WORK REQUIRED:
Collect each line of the entries that holds the string "post".

RECORDS PROVIDED:

= = = = = = =

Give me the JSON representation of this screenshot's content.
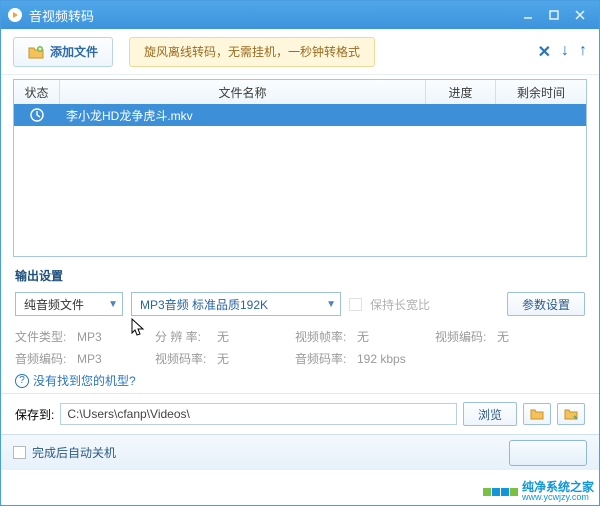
{
  "title": "音视频转码",
  "toolbar": {
    "add_label": "添加文件",
    "banner": "旋风离线转码，无需挂机，一秒钟转格式"
  },
  "table": {
    "headers": {
      "status": "状态",
      "name": "文件名称",
      "progress": "进度",
      "time": "剩余时间"
    },
    "rows": [
      {
        "name": "李小龙HD龙争虎斗.mkv"
      }
    ]
  },
  "output": {
    "section_title": "输出设置",
    "type_select": "纯音频文件",
    "format_select": "MP3音频 标准品质192K",
    "keep_ratio": "保持长宽比",
    "param_btn": "参数设置",
    "info": {
      "file_type_label": "文件类型:",
      "file_type": "MP3",
      "resolution_label": "分 辨 率:",
      "resolution": "无",
      "vfps_label": "视频帧率:",
      "vfps": "无",
      "vcodec_label": "视频编码:",
      "vcodec": "无",
      "acodec_label": "音频编码:",
      "acodec": "MP3",
      "vbitrate_label": "视频码率:",
      "vbitrate": "无",
      "abitrate_label": "音频码率:",
      "abitrate": "192 kbps"
    },
    "help_link": "没有找到您的机型?"
  },
  "save": {
    "label": "保存到:",
    "path": "C:\\Users\\cfanp\\Videos\\",
    "browse": "浏览"
  },
  "footer": {
    "shutdown": "完成后自动关机"
  },
  "watermark": {
    "text": "纯净系统之家",
    "url": "www.ycwjzy.com"
  }
}
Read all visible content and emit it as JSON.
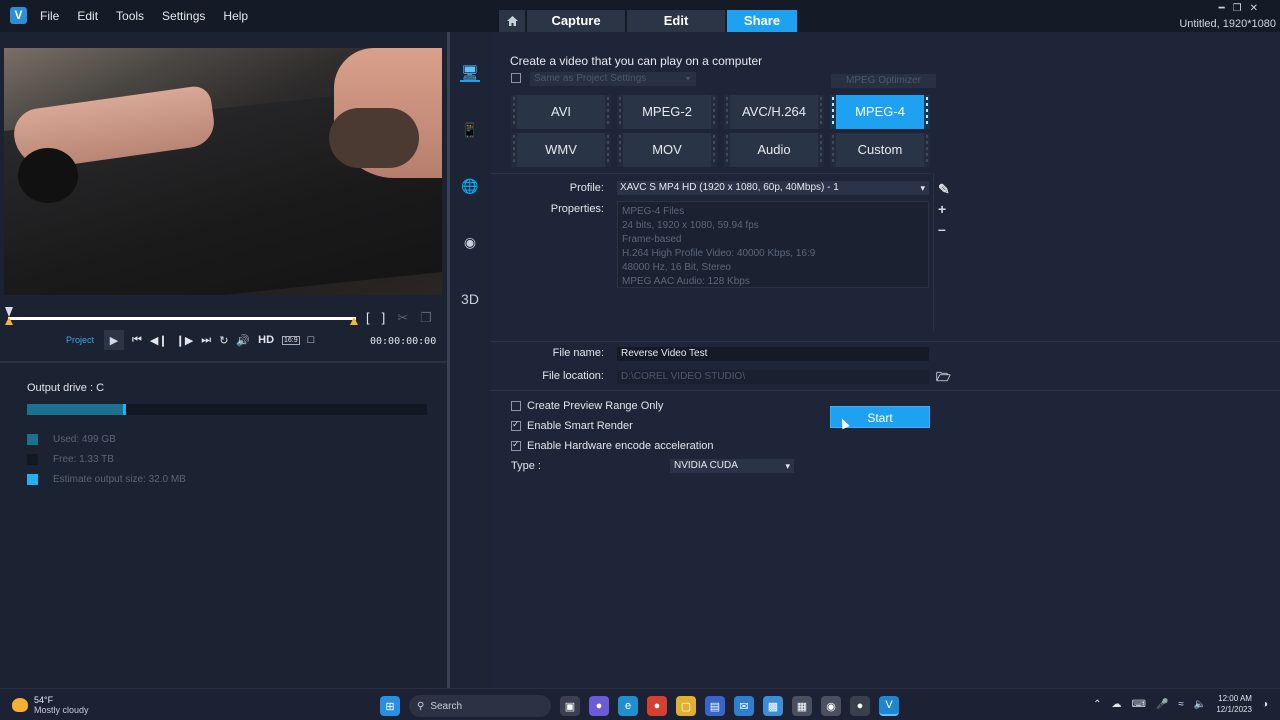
{
  "menu": [
    "File",
    "Edit",
    "Tools",
    "Settings",
    "Help"
  ],
  "mode_tabs": [
    "Capture",
    "Edit",
    "Share"
  ],
  "window": {
    "project_title": "Untitled, 1920*1080"
  },
  "player": {
    "project_label": "Project",
    "hd_label": "HD",
    "ratio_label": "16:9",
    "timecode": "00:00:00:00"
  },
  "drive": {
    "label": "Output drive : C",
    "used_fraction": 0.24,
    "estimate_fraction": 0.24,
    "legend": [
      {
        "label": "Used:  499 GB",
        "color": "#1a7190"
      },
      {
        "label": "Free:  1.33 TB",
        "color": "#111824"
      },
      {
        "label": "Estimate output size:  32.0 MB",
        "color": "#22b0f3"
      }
    ]
  },
  "share": {
    "heading": "Create a video that you can play on a computer",
    "same_as_project": "Same as Project Settings",
    "mpeg_optimizer": "MPEG Optimizer",
    "formats": [
      "AVI",
      "MPEG-2",
      "AVC/H.264",
      "MPEG-4",
      "WMV",
      "MOV",
      "Audio",
      "Custom"
    ],
    "active_format": "MPEG-4",
    "profile_label": "Profile:",
    "profile_value": "XAVC S MP4 HD (1920 x 1080, 60p, 40Mbps) - 1",
    "properties_label": "Properties:",
    "properties": [
      "MPEG-4 Files",
      "24 bits, 1920 x 1080, 59.94 fps",
      "Frame-based",
      "H.264 High Profile Video: 40000 Kbps, 16:9",
      "48000 Hz, 16 Bit, Stereo",
      "MPEG AAC Audio: 128 Kbps"
    ],
    "file_name_label": "File name:",
    "file_name": "Reverse Video Test",
    "file_location_label": "File location:",
    "file_location": "D:\\COREL VIDEO STUDIO\\",
    "options": [
      {
        "label": "Create Preview Range Only",
        "checked": false
      },
      {
        "label": "Enable Smart Render",
        "checked": true
      },
      {
        "label": "Enable Hardware encode acceleration",
        "checked": true
      }
    ],
    "type_label": "Type :",
    "type_value": "NVIDIA CUDA",
    "start_label": "Start"
  },
  "taskbar": {
    "temp": "54°F",
    "weather": "Mostly cloudy",
    "search_placeholder": "Search",
    "time": "12:00 AM",
    "date": "12/1/2023"
  }
}
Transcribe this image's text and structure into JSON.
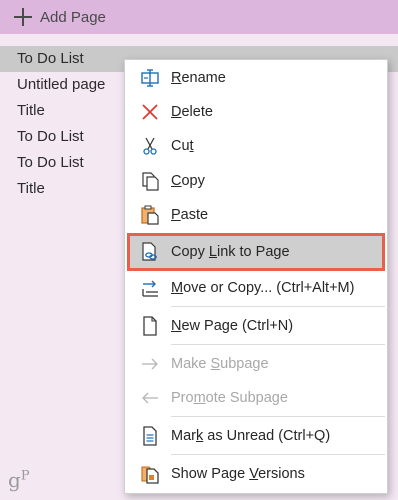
{
  "add_page": {
    "label": "Add Page"
  },
  "pages": [
    {
      "label": "To Do List",
      "selected": true
    },
    {
      "label": "Untitled page",
      "selected": false
    },
    {
      "label": "Title",
      "selected": false
    },
    {
      "label": "To Do List",
      "selected": false
    },
    {
      "label": "To Do List",
      "selected": false
    },
    {
      "label": "Title",
      "selected": false
    }
  ],
  "logo": {
    "text": "gP"
  },
  "context_menu": {
    "rename": {
      "pre": "",
      "u": "R",
      "post": "ename",
      "icon": "rename-icon"
    },
    "delete": {
      "pre": "",
      "u": "D",
      "post": "elete",
      "icon": "delete-icon"
    },
    "cut": {
      "pre": "Cu",
      "u": "t",
      "post": "",
      "icon": "scissors-icon"
    },
    "copy": {
      "pre": "",
      "u": "C",
      "post": "opy",
      "icon": "copy-icon"
    },
    "paste": {
      "pre": "",
      "u": "P",
      "post": "aste",
      "icon": "paste-icon"
    },
    "copy_link": {
      "pre": "Copy ",
      "u": "L",
      "post": "ink to Page",
      "icon": "link-page-icon"
    },
    "move_copy": {
      "pre": "",
      "u": "M",
      "post": "ove or Copy...  (Ctrl+Alt+M)",
      "icon": "move-icon"
    },
    "new_page": {
      "pre": "",
      "u": "N",
      "post": "ew Page  (Ctrl+N)",
      "icon": "new-page-icon"
    },
    "make_subpage": {
      "pre": "Make ",
      "u": "S",
      "post": "ubpage",
      "icon": "arrow-right-icon",
      "disabled": true
    },
    "promote_subpage": {
      "pre": "Pro",
      "u": "m",
      "post": "ote Subpage",
      "icon": "arrow-left-icon",
      "disabled": true
    },
    "mark_unread": {
      "pre": "Mar",
      "u": "k",
      "post": " as Unread  (Ctrl+Q)",
      "icon": "unread-page-icon"
    },
    "versions": {
      "pre": "Show Page ",
      "u": "V",
      "post": "ersions",
      "icon": "page-versions-icon"
    }
  }
}
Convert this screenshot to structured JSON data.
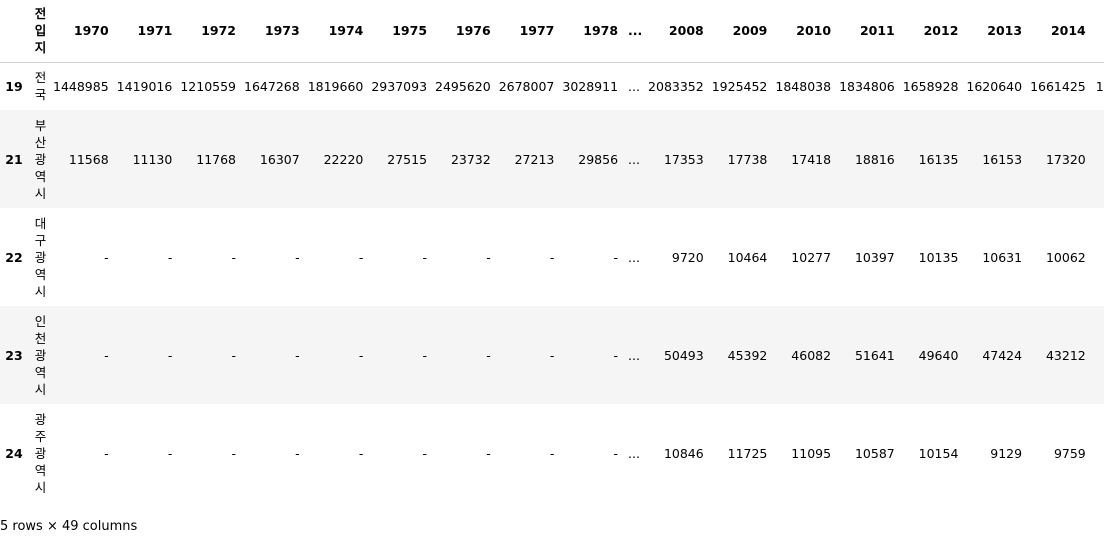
{
  "table": {
    "index_header": "",
    "name_header": "전입지",
    "columns_left": [
      "1970",
      "1971",
      "1972",
      "1973",
      "1974",
      "1975",
      "1976",
      "1977",
      "1978"
    ],
    "ellipsis": "...",
    "columns_right": [
      "2008",
      "2009",
      "2010",
      "2011",
      "2012",
      "2013",
      "2014"
    ],
    "rows": [
      {
        "index": "19",
        "name": "전국",
        "left": [
          "1448985",
          "1419016",
          "1210559",
          "1647268",
          "1819660",
          "2937093",
          "2495620",
          "2678007",
          "3028911"
        ],
        "right": [
          "2083352",
          "1925452",
          "1848038",
          "1834806",
          "1658928",
          "1620640",
          "1661425"
        ],
        "overflow": "1"
      },
      {
        "index": "21",
        "name": "부산광역시",
        "left": [
          "11568",
          "11130",
          "11768",
          "16307",
          "22220",
          "27515",
          "23732",
          "27213",
          "29856"
        ],
        "right": [
          "17353",
          "17738",
          "17418",
          "18816",
          "16135",
          "16153",
          "17320"
        ],
        "overflow": ""
      },
      {
        "index": "22",
        "name": "대구광역시",
        "left": [
          "-",
          "-",
          "-",
          "-",
          "-",
          "-",
          "-",
          "-",
          "-"
        ],
        "right": [
          "9720",
          "10464",
          "10277",
          "10397",
          "10135",
          "10631",
          "10062"
        ],
        "overflow": ""
      },
      {
        "index": "23",
        "name": "인천광역시",
        "left": [
          "-",
          "-",
          "-",
          "-",
          "-",
          "-",
          "-",
          "-",
          "-"
        ],
        "right": [
          "50493",
          "45392",
          "46082",
          "51641",
          "49640",
          "47424",
          "43212"
        ],
        "overflow": ""
      },
      {
        "index": "24",
        "name": "광주광역시",
        "left": [
          "-",
          "-",
          "-",
          "-",
          "-",
          "-",
          "-",
          "-",
          "-"
        ],
        "right": [
          "10846",
          "11725",
          "11095",
          "10587",
          "10154",
          "9129",
          "9759"
        ],
        "overflow": ""
      }
    ]
  },
  "footer": {
    "shape_text": "5 rows × 49 columns"
  }
}
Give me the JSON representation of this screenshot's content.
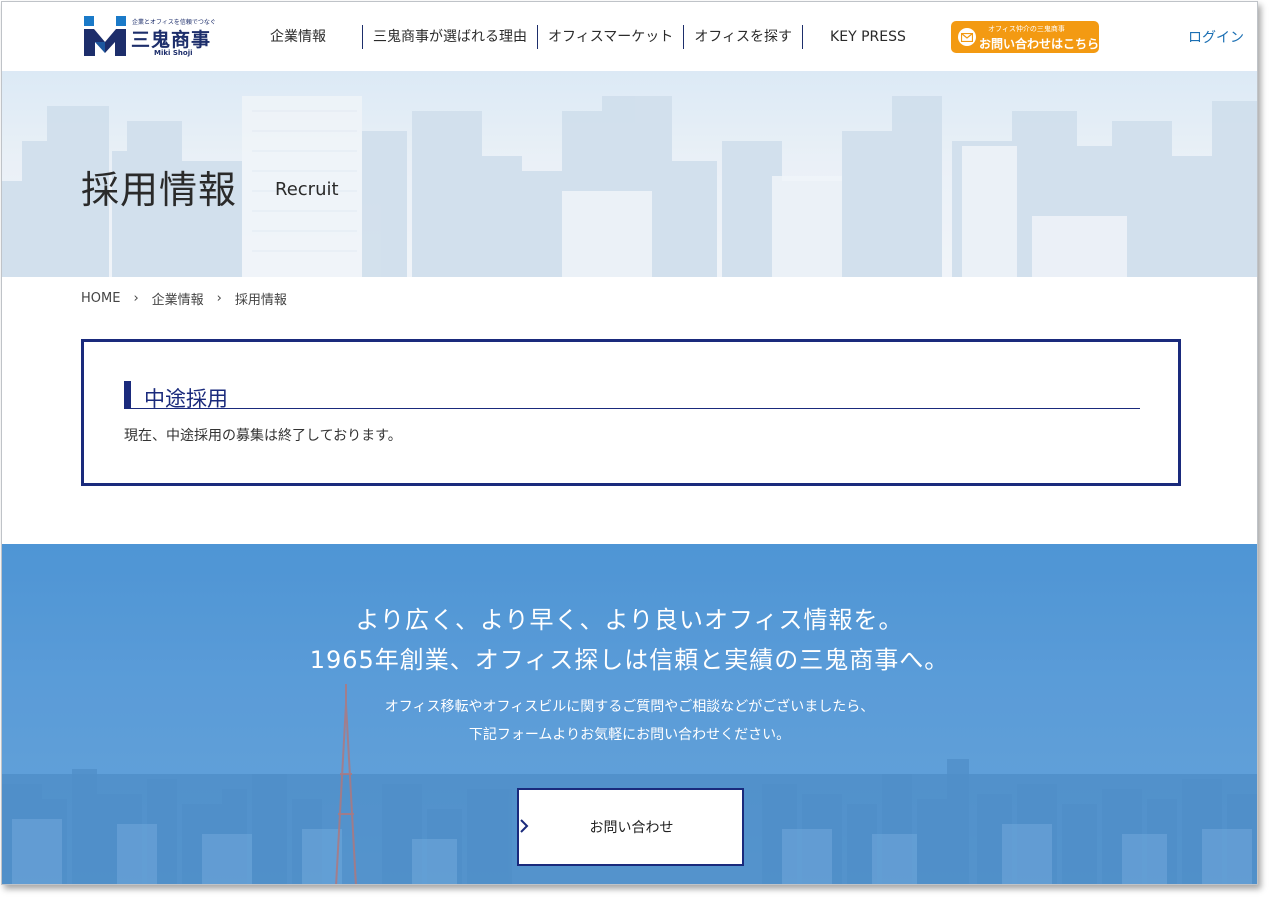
{
  "header": {
    "logo": {
      "tagline": "企業とオフィスを信頼でつなぐ",
      "name": "三鬼商事",
      "roman": "Miki Shoji"
    },
    "nav": [
      {
        "label": "企業情報"
      },
      {
        "label": "三鬼商事が選ばれる理由"
      },
      {
        "label": "オフィスマーケット"
      },
      {
        "label": "オフィスを探す"
      },
      {
        "label": "KEY PRESS"
      }
    ],
    "contact": {
      "small": "オフィス仲介の三鬼商事",
      "label": "お問い合わせはこちら",
      "icon": "mail-icon",
      "color": "#f39a12"
    },
    "login": "ログイン"
  },
  "hero": {
    "title": "採用情報",
    "subtitle": "Recruit"
  },
  "breadcrumb": [
    {
      "label": "HOME"
    },
    {
      "label": "企業情報"
    },
    {
      "label": "採用情報"
    }
  ],
  "section": {
    "heading": "中途採用",
    "text": "現在、中途採用の募集は終了しております。",
    "accent": "#1a2a7c"
  },
  "cta": {
    "headline1": "より広く、より早く、より良いオフィス情報を。",
    "headline2": "1965年創業、オフィス探しは信頼と実績の三鬼商事へ。",
    "body1": "オフィス移転やオフィスビルに関するご質問やご相談などがございましたら、",
    "body2": "下記フォームよりお気軽にお問い合わせください。",
    "button": "お問い合わせ"
  }
}
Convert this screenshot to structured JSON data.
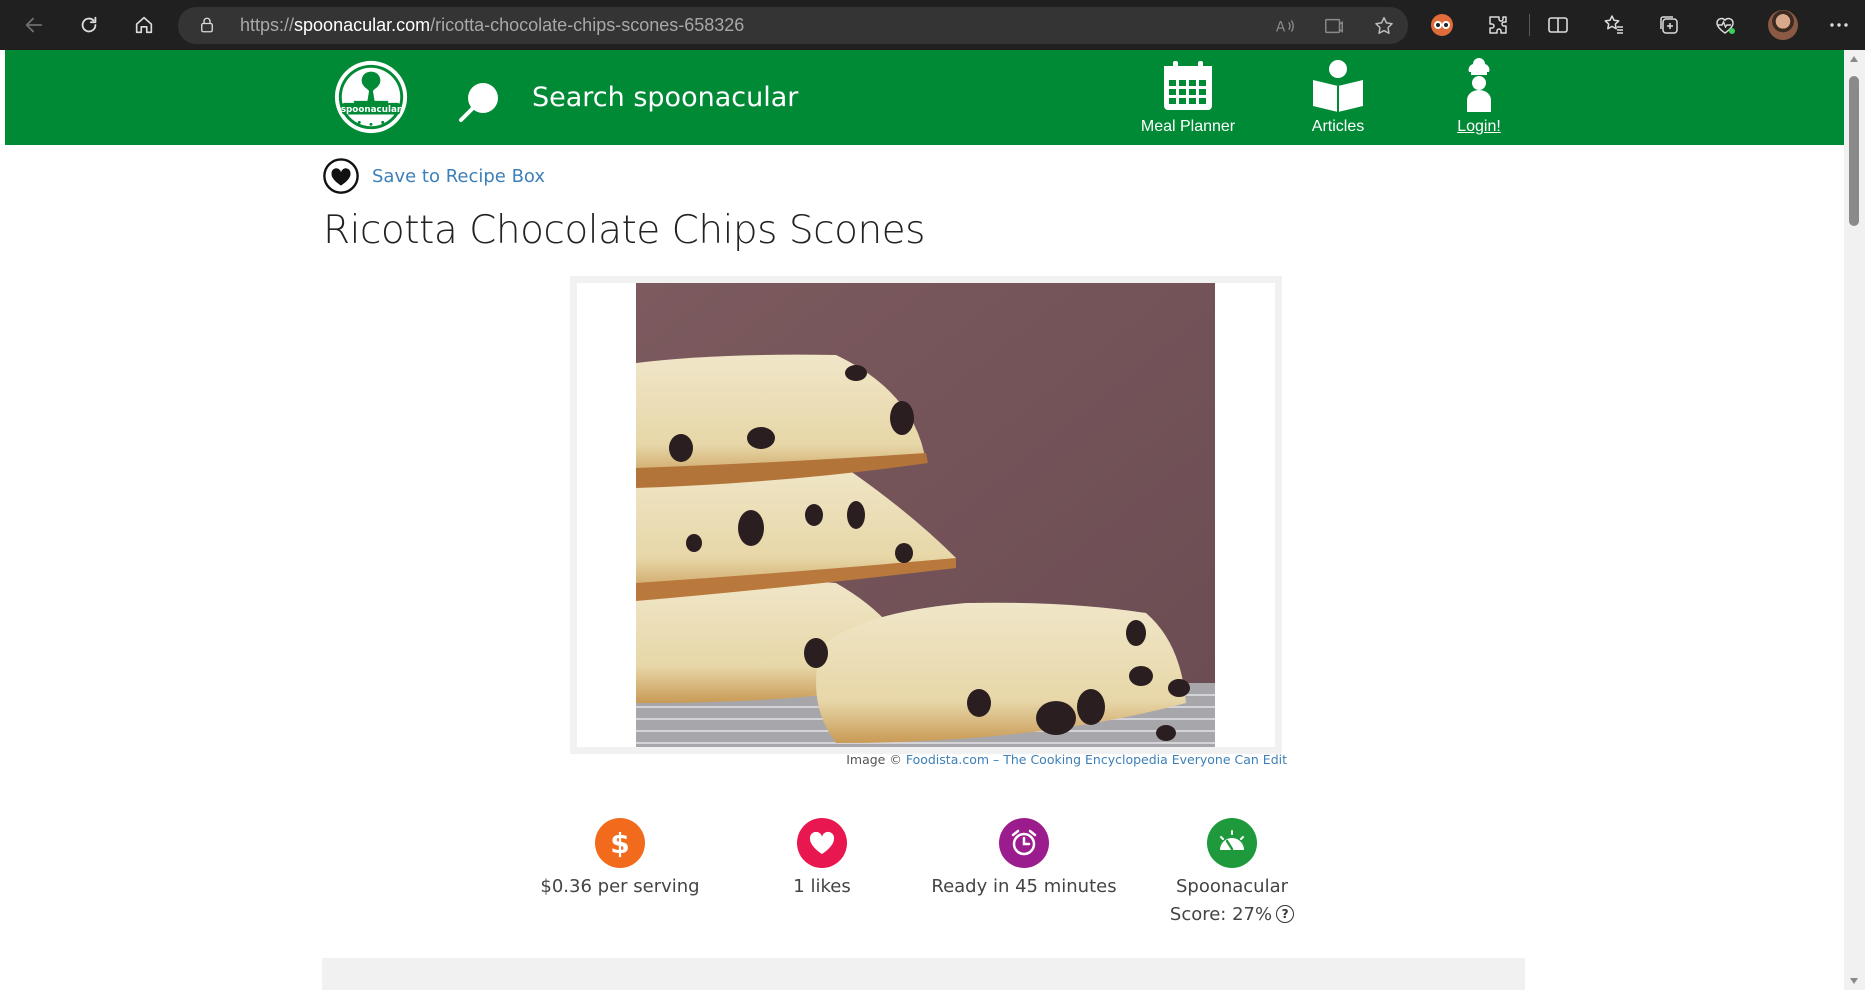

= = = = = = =

OUTPUT BELOW:
      "post": "ename",
      "post": "elete",
      "post": "",
      "post": "opy",
      "post": "aste",
      "post": "ink to Page",
      "post": "ove or Copy...  (Ctrl+Alt+M)",
      "post": "ew Page  (Ctrl+N)",
      "post": "ubpage",
      "post": "ote Subpage",
      "post": " as Unread  (Ctrl+Q)",
      "post": "ersions",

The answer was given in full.